When you travel on an airplane, you judge the airline on the basis of many factors, but safety is not one of them. This is due to the simple reason that you will never board a plane unless you are one hundred percent sure that you will arrive safely at your destination. This is taken for granted and is a fundamental fact about the airline business without which there would be no business.
Unfortunately, recent events in Pakistan point to the sad truth that this fundamental fact of the business should not be taken for granted, and there are many question marks on the safety performance of our national carrier, aviation authorities, and both government and private organizations associated with this industry.
Pakistan has a chequered aviation safety record, including a number of airliner crashes. In 2010, an aircraft operated by private airline Airblue crashed near Islamabad, killing all 152 people on board – the deadliest air disaster in Pakistani history. In 2012, a Boeing 737-200 operated by Pakistan’s Bhoja Air crashed in bad weather on its approach to land in Rawalpindi, killing all 121 passengers and six crew.And in 2016, a PIA plane burst into flames while travelling from northern Pakistan to Islamabad, killing 47 people.The preliminary report of the PK 8303 crash disclosed in the parliament a few weeks back has laid the blame on pilots, air control personnel, civil aviation authority, crew and many other departments. But one thing that the report is silent on is the responsibility of top management of the airline and the aviation authorities and ministers.
I find this strange in all the reports which come out in our country! Top managers are never held accountable. Having managed some large and sensitive organizations in my own career, I believe the foremost responsibility for safety rests with the top management of the organization.The reason I say this is because good safety performance is a function of the culture which pervades in the organization. Organization cultures exhibit priorities of the organization and these priorities are decided by the top management and the boards of the company. It is true that accidents can occur despite there being a strong emphasis on the culture of safety, but accident data and consequent investigations over the years globally have shown that most accidents happen due to a series of errors instead of just one mistake.
Unfortunately, many businesses across the globe and most in Pakistan pay only lip service to safety and do not invest the required financial and human resources nor allocate the time required to do justice to this sensitive subject.
One of the worst industrial disasters in the chemical industry occurred in Bhopal in India where, in 1984, a gas leak killed over 3000 people within a week. The chemical industry was awoken from its slumber due to this incident and safety became one of the key business goals for the global chemical industry thereon. In the chemical industry, one of the key drivers of CEO and top management performance is safety. How safe is their operation measured by the number of hours operated without a lost time case and many other similar and strict key performance indicators (KPIs). The improvement in performance of the chemical industry from this perspective is largely attributed to top management being made accountable.

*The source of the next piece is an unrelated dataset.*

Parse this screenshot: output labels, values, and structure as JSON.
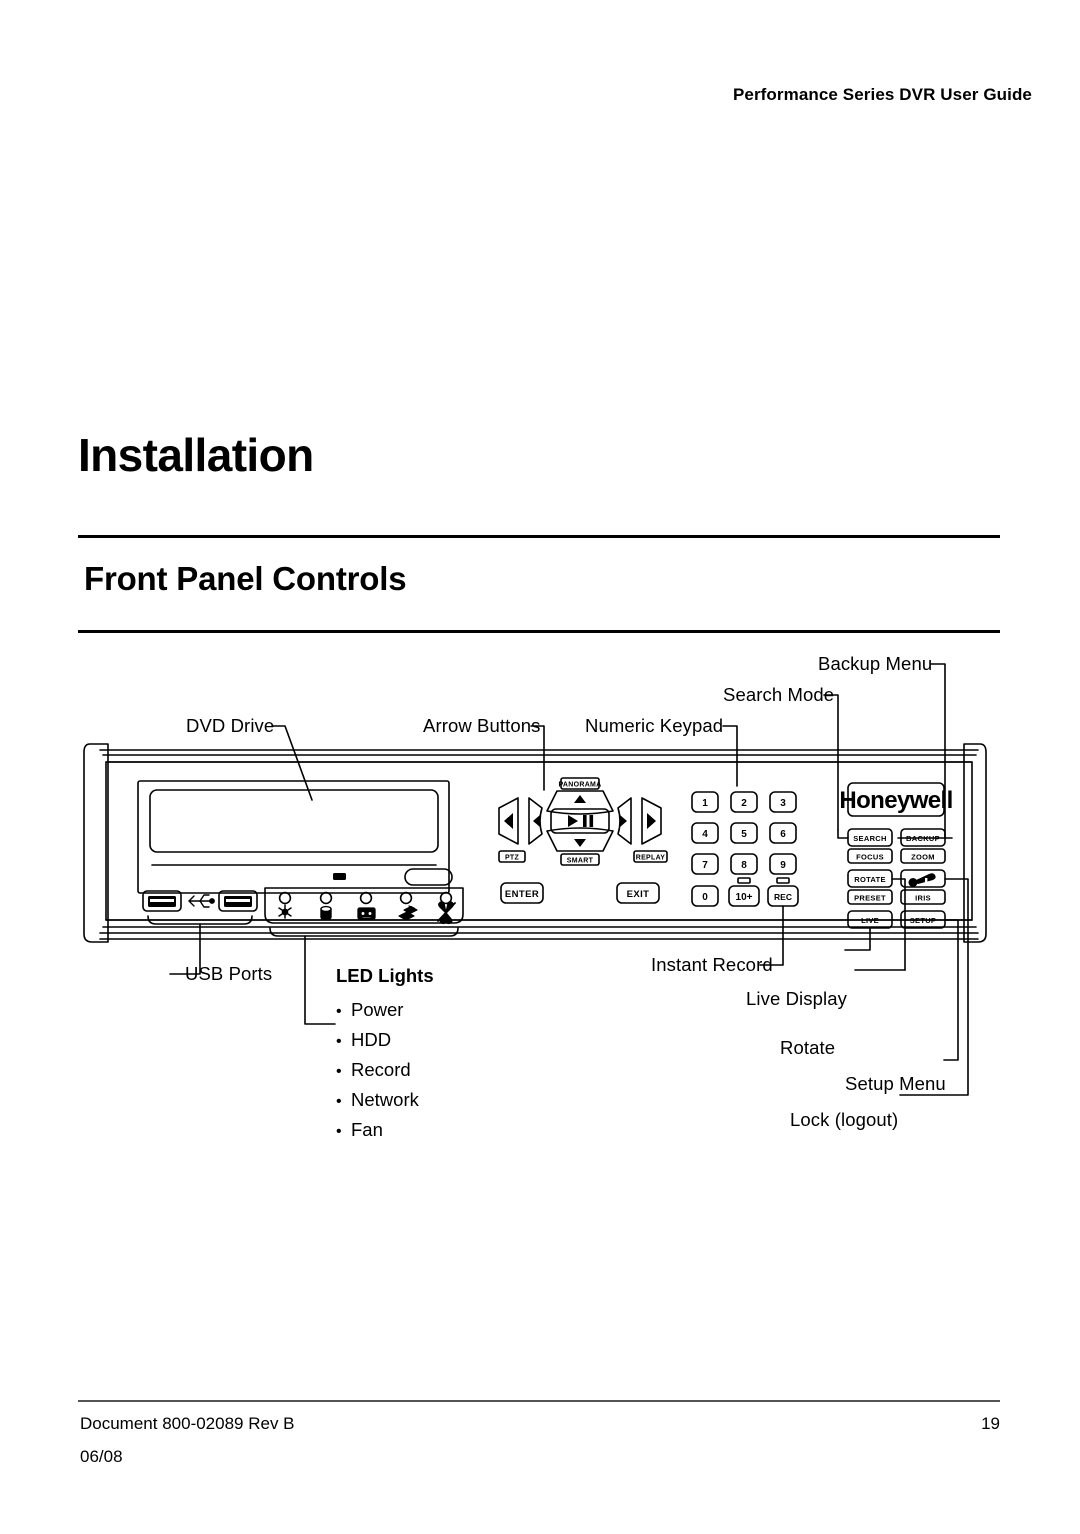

The case of the chemical industry is no different from other industries. When top managers take ownership of the health and safety of their employees, businesses witness a significant improvement in performance. In fact, good companies go out of their way to ensure that their customers, vendors and all other stakeholders are protected from any risks arising from their operations. They will invest in acquiring appropriate safety processes, in safer technologies and in training their workforce consistently. This investment is considered essential and well managed businesses will give themselves a license to operate via their internal processes, even where there are no mandatory regulatory licenses required. In addition, this investment can have a good payback as seen by the ESG (Environment, social and governance) criteria that many investors now use to determine the quality of management in a business. When companies exhibit safety as a core value, they are also building better brands and engaging with the community, thereby adding value via a more sustainable business model.

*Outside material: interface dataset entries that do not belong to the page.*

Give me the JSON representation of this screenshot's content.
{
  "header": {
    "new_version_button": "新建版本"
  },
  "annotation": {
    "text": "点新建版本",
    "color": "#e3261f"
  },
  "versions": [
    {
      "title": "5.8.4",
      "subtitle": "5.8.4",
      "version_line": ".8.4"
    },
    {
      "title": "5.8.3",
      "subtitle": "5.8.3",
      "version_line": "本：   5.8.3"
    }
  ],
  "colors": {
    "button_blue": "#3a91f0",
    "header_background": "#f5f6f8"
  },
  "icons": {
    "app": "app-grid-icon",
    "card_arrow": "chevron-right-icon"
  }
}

Unfortunately, in general, Pakistani companies are known to only pay lip service to safety and top managers are usually not seen to be giving it their attention. Safety is seen as an unnecessary cost which is one of the first to be slashed in down cycles. When organizations run training programs, it is common practice for junior staff to attend such programs without the presence of top management. As a consequence, these trainings end up becoming usual tick in the box seminars where training hours are accounted for and feel good certificates handed out at the end. Some multinationals operating in Pakistan have tried to bring about a change in these practices but only a few of them remain committed over longer periods.
Coming back to airlines operating in Pakistan, one hopes important lessons have been learnt this time. It is not enough to blame a few pilots for the overall decay of the safety systems. If the top managers had been committed to safety they would have institutionalized proper screening of pilots and the crew, they would have never flown defective planes (even with minor faults), they would ensure they coordinate with control towers more effectively and engage in many similar activities to ensure passengers who board their planes are never put at risk. Ultimately, the buck stops at the CEO and boards of these organizations.